Home of Building Operating Management & Facility Maintenance Decisions
Insider Reports

FacilitiesNet eNewsletter
eNews Best Information Tool For Busy FMs
We will keep you updated with trends, education, strategies, insights & benchmarks to help drive your career & project success.
Sign up for eBook




Building Operating Management

Looking Ahead to Future Security Scenarios



Understanding possible best- and worst-case security scenarios can help facilities managers begin planning now to mitigate disruption.


By Sean A. Ahrens   Security

OTHER PARTS OF THIS ARTICLEPt. 1: 8 Threats That Could Disrupt Building SecurityPt. 2: This PagePt. 3: The Facilities Manager's Guide to Disruption
building and cyber secruity

It’s impossible to predict when and to what extent a change in technology will cause disruption. But as building owners focus on making buildings more resilient — creating operating procedures, developing capital plans for system upgrades in existing buildings, and beginning the design of new facilities — it’s important to begin thinking about impacts of disruptions that will occur in the future. The following scenarios provide a general sense about how and when disruptions might hit, and what some best- and worst-case scenarios might be.

Let’s start with the long term and move closer to the present:

• 2040 to 2050: Within 20 to 30 years, quantum computing will become a reality, and all forms of building electronics, Building Internet of Things devices, and building communications will need new forms of encryption to resist these powerful machines. For example, quantum computing will make it possible to take over phones, listen to conversations, remotely activate cameras, skim data/encryption used for passwords, or propagate malicious code in a way analogous to the spread of the common cold.

From the cloud, artificial intelligence systems will remotely manage hundreds of buildings and security systems, including robotics, intrusions systems, and countermeasures. Artificial intelligence offers an opportunity to analyze thousands of data points and render opinions on whether any of them represent a threat, something humans will never be able to do. For example, a person sketching a building from the outside will be identified as a threat because of the time when the sketch occurred, how long they were on-site, and what else they did on-site. These systems will be able to identify in real-time a fire, muzzle flashes, weapons, armed assailants, and other emergencies, autonomously communicating and directing first responders and building occupants as a human would. 

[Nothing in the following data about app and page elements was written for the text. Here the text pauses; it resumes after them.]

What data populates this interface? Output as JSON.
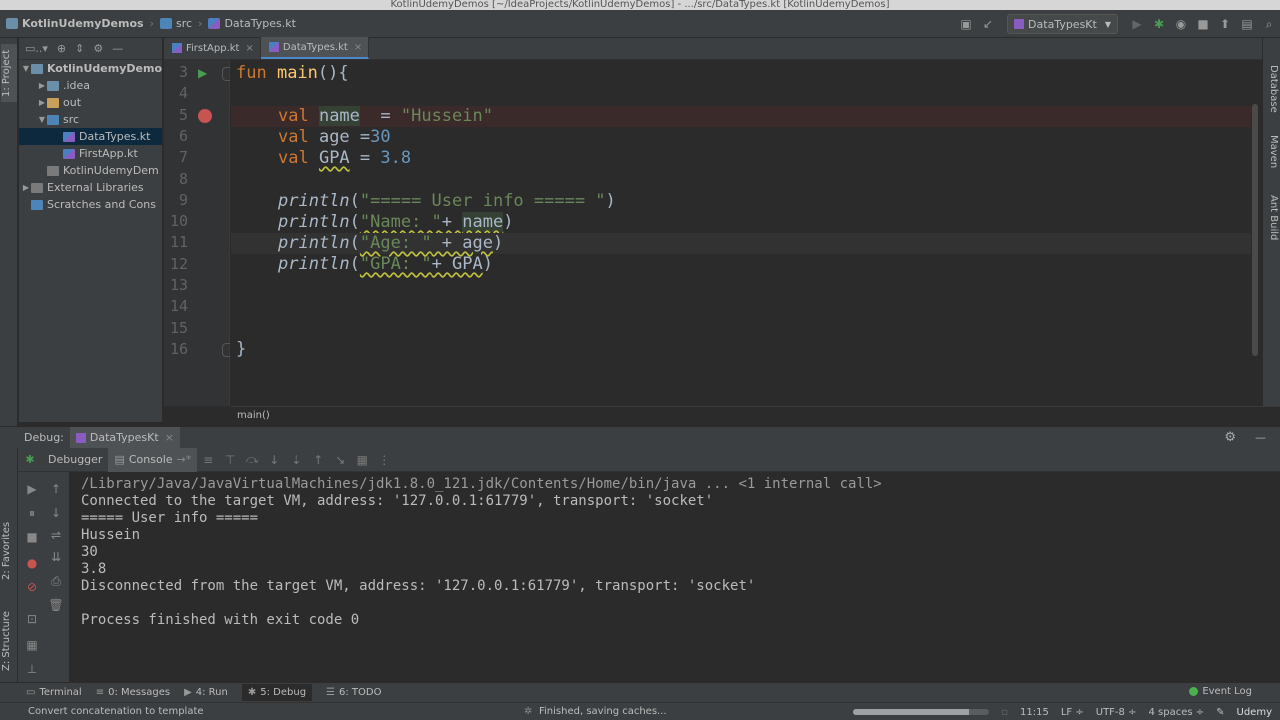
{
  "window_title": "KotlinUdemyDemos [~/IdeaProjects/KotlinUdemyDemos] - .../src/DataTypes.kt [KotlinUdemyDemos]",
  "breadcrumbs": [
    "KotlinUdemyDemos",
    "src",
    "DataTypes.kt"
  ],
  "run_config": "DataTypesKt",
  "left_strip": {
    "project": "1: Project",
    "favorites": "2: Favorites",
    "structure": "Z: Structure"
  },
  "right_strip": {
    "database": "Database",
    "maven": "Maven",
    "ant": "Ant Build"
  },
  "project_tree": [
    {
      "label": "KotlinUdemyDemo",
      "depth": 0,
      "arrow": "▼",
      "icon": "folder",
      "bold": true
    },
    {
      "label": ".idea",
      "depth": 1,
      "arrow": "▶",
      "icon": "folder"
    },
    {
      "label": "out",
      "depth": 1,
      "arrow": "▶",
      "icon": "folder-orange"
    },
    {
      "label": "src",
      "depth": 1,
      "arrow": "▼",
      "icon": "folder-blue"
    },
    {
      "label": "DataTypes.kt",
      "depth": 2,
      "arrow": "",
      "icon": "kotlin-file",
      "selected": true
    },
    {
      "label": "FirstApp.kt",
      "depth": 2,
      "arrow": "",
      "icon": "kotlin-file"
    },
    {
      "label": "KotlinUdemyDem",
      "depth": 1,
      "arrow": "",
      "icon": "module-file"
    },
    {
      "label": "External Libraries",
      "depth": 0,
      "arrow": "▶",
      "icon": "library"
    },
    {
      "label": "Scratches and Cons",
      "depth": 0,
      "arrow": "",
      "icon": "scratch"
    }
  ],
  "editor_tabs": [
    {
      "label": "FirstApp.kt",
      "active": false
    },
    {
      "label": "DataTypes.kt",
      "active": true
    }
  ],
  "line_numbers": [
    "3",
    "4",
    "5",
    "6",
    "7",
    "8",
    "9",
    "10",
    "11",
    "12",
    "13",
    "14",
    "15",
    "16"
  ],
  "code": {
    "l3": {
      "kw": "fun ",
      "fn": "main",
      "rest": "(){"
    },
    "l5": {
      "kw": "val ",
      "name": "name",
      "mid": "  = ",
      "str": "\"Hussein\""
    },
    "l6": {
      "kw": "val ",
      "name": "age",
      "mid": " =",
      "num": "30"
    },
    "l7": {
      "kw": "val ",
      "name": "GPA",
      "mid": " = ",
      "num": "3.8"
    },
    "l9": {
      "fn": "println",
      "open": "(",
      "str": "\"===== User info ===== \"",
      "close": ")"
    },
    "l10": {
      "fn": "println",
      "open": "(",
      "str": "\"Name: \"",
      "mid": "+ ",
      "var": "name",
      "close": ")"
    },
    "l11": {
      "fn": "println",
      "open": "(",
      "str": "\"Age: \"",
      "mid": " + age",
      "close": ")"
    },
    "l12": {
      "fn": "println",
      "open": "(",
      "str": "\"GPA: \"",
      "mid": "+ GPA",
      "close": ")"
    },
    "l16": "}"
  },
  "editor_breadcrumb": "main()",
  "debug": {
    "label": "Debug:",
    "config_tab": "DataTypesKt",
    "debugger_tab": "Debugger",
    "console_tab": "Console"
  },
  "console_lines": [
    "/Library/Java/JavaVirtualMachines/jdk1.8.0_121.jdk/Contents/Home/bin/java ... <1 internal call>",
    "Connected to the target VM, address: '127.0.0.1:61779', transport: 'socket'",
    "===== User info =====",
    "Hussein",
    "30",
    "3.8",
    "Disconnected from the target VM, address: '127.0.0.1:61779', transport: 'socket'",
    "",
    "Process finished with exit code 0"
  ],
  "bottom_tabs": [
    {
      "label": "Terminal",
      "active": false
    },
    {
      "label": "0: Messages",
      "active": false
    },
    {
      "label": "4: Run",
      "active": false
    },
    {
      "label": "5: Debug",
      "active": true
    },
    {
      "label": "6: TODO",
      "active": false
    }
  ],
  "event_log": "Event Log",
  "status": {
    "left": "Convert concatenation to template",
    "task": "Finished, saving caches...",
    "progress": 0.85,
    "position": "11:15",
    "line_sep": "LF ÷",
    "encoding": "UTF-8 ÷",
    "indent": "4 spaces ÷",
    "watermark": "Udemy"
  },
  "colors": {
    "breakpoint": "#c75450",
    "accent": "#4a88c7",
    "run": "#499c54"
  }
}
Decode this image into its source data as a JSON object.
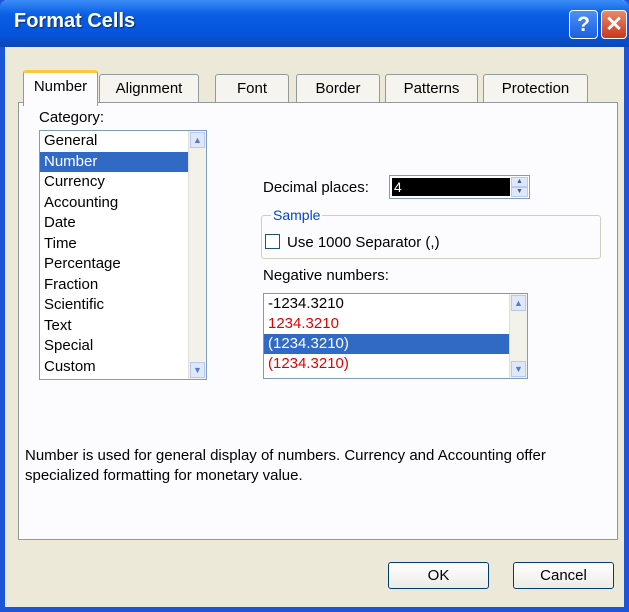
{
  "window": {
    "title": "Format Cells",
    "help_glyph": "?",
    "close_glyph": "✕"
  },
  "tabs": [
    {
      "label": "Number",
      "active": true
    },
    {
      "label": "Alignment",
      "active": false
    },
    {
      "label": "Font",
      "active": false
    },
    {
      "label": "Border",
      "active": false
    },
    {
      "label": "Patterns",
      "active": false
    },
    {
      "label": "Protection",
      "active": false
    }
  ],
  "category": {
    "label": "Category:",
    "items": [
      "General",
      "Number",
      "Currency",
      "Accounting",
      "Date",
      "Time",
      "Percentage",
      "Fraction",
      "Scientific",
      "Text",
      "Special",
      "Custom"
    ],
    "selected": "Number"
  },
  "sample": {
    "legend": "Sample",
    "value": ""
  },
  "decimal_places": {
    "label": "Decimal places:",
    "value": "4"
  },
  "use_separator": {
    "label": "Use 1000 Separator (,)",
    "checked": false
  },
  "negative_numbers": {
    "label": "Negative numbers:",
    "items": [
      {
        "text": "-1234.3210",
        "color": "#000000"
      },
      {
        "text": "1234.3210",
        "color": "#e00000"
      },
      {
        "text": "(1234.3210)",
        "color": "#000000",
        "selected": true
      },
      {
        "text": "(1234.3210)",
        "color": "#e00000"
      }
    ]
  },
  "description": "Number is used for general display of numbers.  Currency and Accounting offer specialized formatting for monetary value.",
  "buttons": {
    "ok": "OK",
    "cancel": "Cancel"
  },
  "colors": {
    "title_bar": "#0654dc",
    "selection": "#316ac5",
    "active_tab_accent": "#ffc83c",
    "negative_red": "#e00000"
  }
}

• 2025 to 2030: Within 5 to 10 years, we will see the advance of fully autonomous trucks and vehicles. Remote hackers will gain access and use these vehicles as battering rams against large groups of civilians. Security will use autonomous vehicles to patrol parking lots, using high-definition cameras to capture suspicious vehicles and persons, with two-way cellular 8G communication between operators and potential offenders. As advanced technology brings lighter weight, more powerful batteries, single-seater, personal aircraft will be developed to operate at specific heights and ferry prominent people back and forth from their homes or remote meetings. Concerns about hacking these vehicles will emerge as a result of the previously successful hacks of autonomous vehicles.

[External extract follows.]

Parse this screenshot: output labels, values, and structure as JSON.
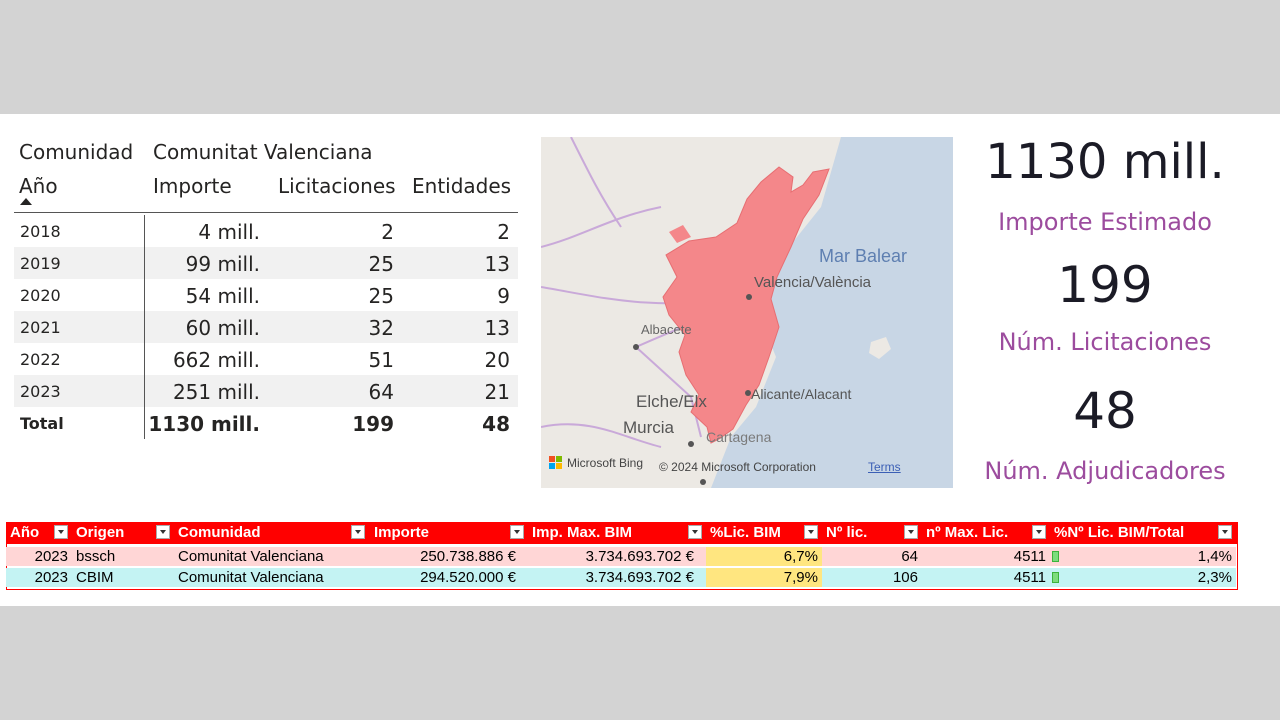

• 2023 to 2025: Regrettably, within three to five years, we will likely see a drone attack at a commercial property, likely one with a transportation element or where many people are gathered. This will be a result of the availability of information (DarkNet, etc.), tools, and resources (3D printing), and the simplicity of the device’s construction and deployment. 

Meanwhile, the security guard industry will undergo significant changes. Leased mobile quad-ped (four-footed) robotic officers will become economically viable and will eliminate human exterior and stairwell patrols. Motorized wheeled robotics will support concierge efforts in lobbies, check in visitors, and patrol building interiors through the integration with elevator destination dispatch systems. Buildings that once required five or six security staff per shift per building will rely on an army of sleepless robots, which will tour stairs, patrol emergency stairs, look for fires and water leaks, document burned out luminaires and hazardous conditions, and be summoned by central station operators to intrusions.  

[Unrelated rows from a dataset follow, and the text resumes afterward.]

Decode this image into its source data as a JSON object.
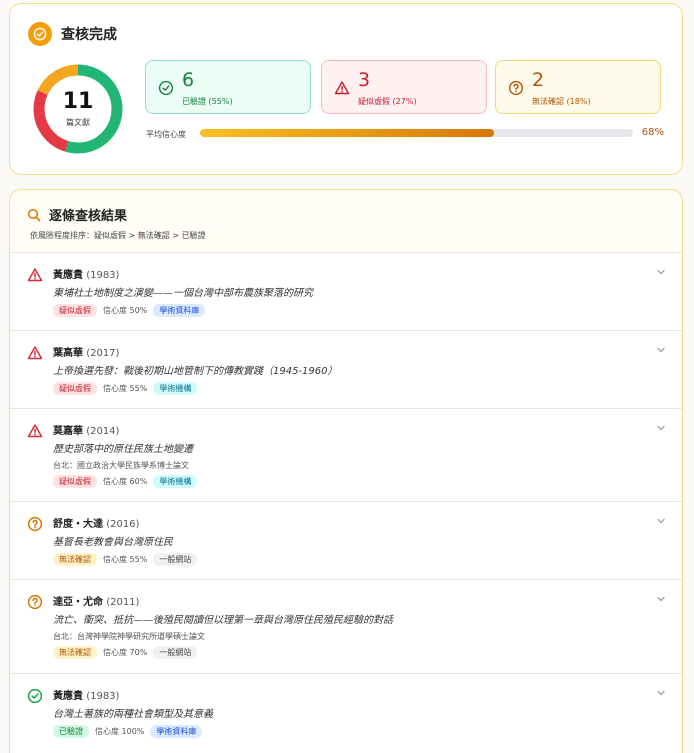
{
  "summary": {
    "title": "查核完成",
    "total": "11",
    "total_unit": "篇文獻",
    "breakdown": {
      "verified": 6,
      "suspect": 3,
      "unknown": 2
    },
    "verified": {
      "count": "6",
      "label": "已驗證 (55%)"
    },
    "suspect": {
      "count": "3",
      "label": "疑似虛假 (27%)"
    },
    "unknown": {
      "count": "2",
      "label": "無法確認 (18%)"
    },
    "confidence_label": "平均信心度",
    "confidence_value": "68%",
    "confidence_fraction": 0.68
  },
  "results": {
    "title": "逐條查核結果",
    "subtitle": "依風險程度排序：疑似虛假 > 無法確認 > 已驗證",
    "items": [
      {
        "author": "黃應貴",
        "year": "(1983)",
        "title": "東埔社土地制度之演變——一個台灣中部布農族聚落的研究",
        "source": "",
        "status": "疑似虛假",
        "confidence": "信心度 50%",
        "type": "學術資料庫"
      },
      {
        "author": "葉高華",
        "year": "(2017)",
        "title": "上帝換選先發：戰後初期山地管制下的傳教實踐（1945-1960）",
        "source": "",
        "status": "疑似虛假",
        "confidence": "信心度 55%",
        "type": "學術機構"
      },
      {
        "author": "莫嘉華",
        "year": "(2014)",
        "title": "歷史部落中的原住民族土地變遷",
        "source": "台北：國立政治大學民族學系博士論文",
        "status": "疑似虛假",
        "confidence": "信心度 60%",
        "type": "學術機構"
      },
      {
        "author": "舒度・大達",
        "year": "(2016)",
        "title": "基督長老教會與台灣原住民",
        "source": "",
        "status": "無法確認",
        "confidence": "信心度 55%",
        "type": "一般網站"
      },
      {
        "author": "達亞・尤命",
        "year": "(2011)",
        "title": "流亡、衝突、抵抗——後殖民閱讀但以理第一章與台灣原住民殖民經驗的對話",
        "source": "台北：台灣神學院神學研究所道學碩士論文",
        "status": "無法確認",
        "confidence": "信心度 70%",
        "type": "一般網站"
      },
      {
        "author": "黃應貴",
        "year": "(1983)",
        "title": "台灣土著族的兩種社會類型及其意義",
        "source": "",
        "status": "已驗證",
        "confidence": "信心度 100%",
        "type": "學術資料庫"
      }
    ]
  },
  "colors": {
    "verified": "#22b573",
    "suspect": "#e53945",
    "unknown": "#f5a51f",
    "accent": "#f59e0b"
  }
}
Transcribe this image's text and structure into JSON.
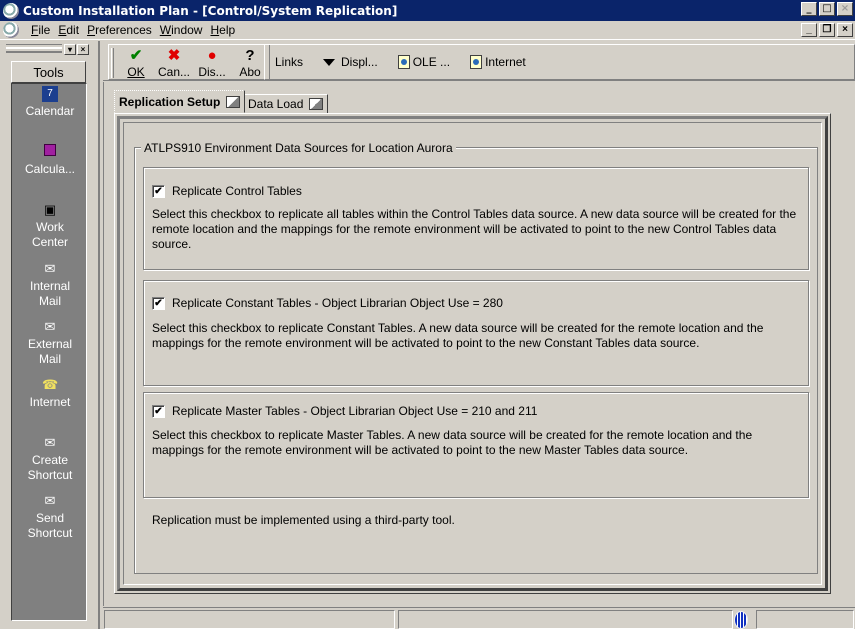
{
  "window": {
    "title": "Custom Installation Plan - [Control/System Replication]",
    "buttons": {
      "minimize": "_",
      "maximize": "□",
      "close": "×"
    }
  },
  "menubar": {
    "items": [
      {
        "label": "File",
        "accel": "F",
        "rest": "ile"
      },
      {
        "label": "Edit",
        "accel": "E",
        "rest": "dit"
      },
      {
        "label": "Preferences",
        "accel": "P",
        "rest": "references"
      },
      {
        "label": "Window",
        "accel": "W",
        "rest": "indow"
      },
      {
        "label": "Help",
        "accel": "H",
        "rest": "elp"
      }
    ]
  },
  "sidebar": {
    "title": "Tools",
    "items": [
      {
        "label": "Calendar",
        "icon": "calendar-icon"
      },
      {
        "label": "Calcula...",
        "icon": "calculator-icon"
      },
      {
        "label": "Work Center",
        "icon": "work-center-icon"
      },
      {
        "label": "Internal Mail",
        "icon": "mail-icon"
      },
      {
        "label": "External Mail",
        "icon": "mail-icon"
      },
      {
        "label": "Internet",
        "icon": "phone-icon"
      },
      {
        "label": "Create Shortcut",
        "icon": "shortcut-icon"
      },
      {
        "label": "Send Shortcut",
        "icon": "shortcut-icon"
      }
    ]
  },
  "toolbar": {
    "buttons": [
      {
        "label": "OK",
        "icon": "checkmark-icon",
        "glyph": "✔",
        "color": "#008000"
      },
      {
        "label": "Can...",
        "icon": "cancel-icon",
        "glyph": "✖",
        "color": "#e00000"
      },
      {
        "label": "Dis...",
        "icon": "display-icon",
        "glyph": "●",
        "color": "#e00000"
      },
      {
        "label": "Abo",
        "icon": "about-icon",
        "glyph": "?",
        "color": "#000000"
      }
    ],
    "links_label": "Links",
    "display_label": "Displ...",
    "ole_label": "OLE ...",
    "internet_label": "Internet"
  },
  "tabs": [
    {
      "label": "Replication Setup",
      "active": true
    },
    {
      "label": "Data Load",
      "active": false
    }
  ],
  "group": {
    "title": "ATLPS910 Environment Data Sources for Location Aurora",
    "sections": [
      {
        "checkbox_label": "Replicate Control Tables",
        "checked": true,
        "description": "Select this checkbox to replicate all tables within the Control Tables data source. A new data source will be created for the remote location and the mappings for the remote environment will be activated to point to the new Control Tables data source."
      },
      {
        "checkbox_label": "Replicate Constant Tables - Object Librarian Object Use = 280",
        "checked": true,
        "description": "Select this checkbox to replicate Constant Tables. A new data source will be created for the remote location and the mappings for the remote environment will be activated to point to the new Constant Tables data source."
      },
      {
        "checkbox_label": "Replicate Master Tables - Object Librarian Object Use = 210 and 211",
        "checked": true,
        "description": "Select this checkbox to replicate Master Tables. A new data source will be created for the remote location and the mappings for the remote environment will be activated to point to the new Master Tables data source."
      }
    ],
    "footnote": "Replication must be implemented using a third-party tool."
  },
  "check_glyph": "✔"
}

• 2021 to 2022: In one to two years, as mobile technologies continue to advance, they will replace passwords and access control cards, which will make it much easier for social engineers to gain access to buildings. Mobile technologies will use GPS and indoor positioning for emergency response and virtual walks, and to serve as call-for-assistance devices. Mobile devices will become visor-like, leveraging augmented reality to drive additional information both audibly and visually instantaneously.

The first virus that is polymorphic and metamorphic, as well as operating-system-agnostic, will replicate via mobile phone, Bluetooth, and Wi-FI connections through trusted machines. The virus will replicate quickly and use cloud-based machine learning to create connections with other mobile devices and other wireless connections. Wait, that already kind of happened – it was researchers who created and published the Blueborne exploit that was quietly patched.


Continue Reading: Security

8 Threats That Could Disrupt Building Security

Looking Ahead to Future Security Scenarios

The Facilities Manager's Guide to Disruption



Contact FacilitiesNet Editorial Staff »

  posted on 1/24/2020   Article Use Policy

Comments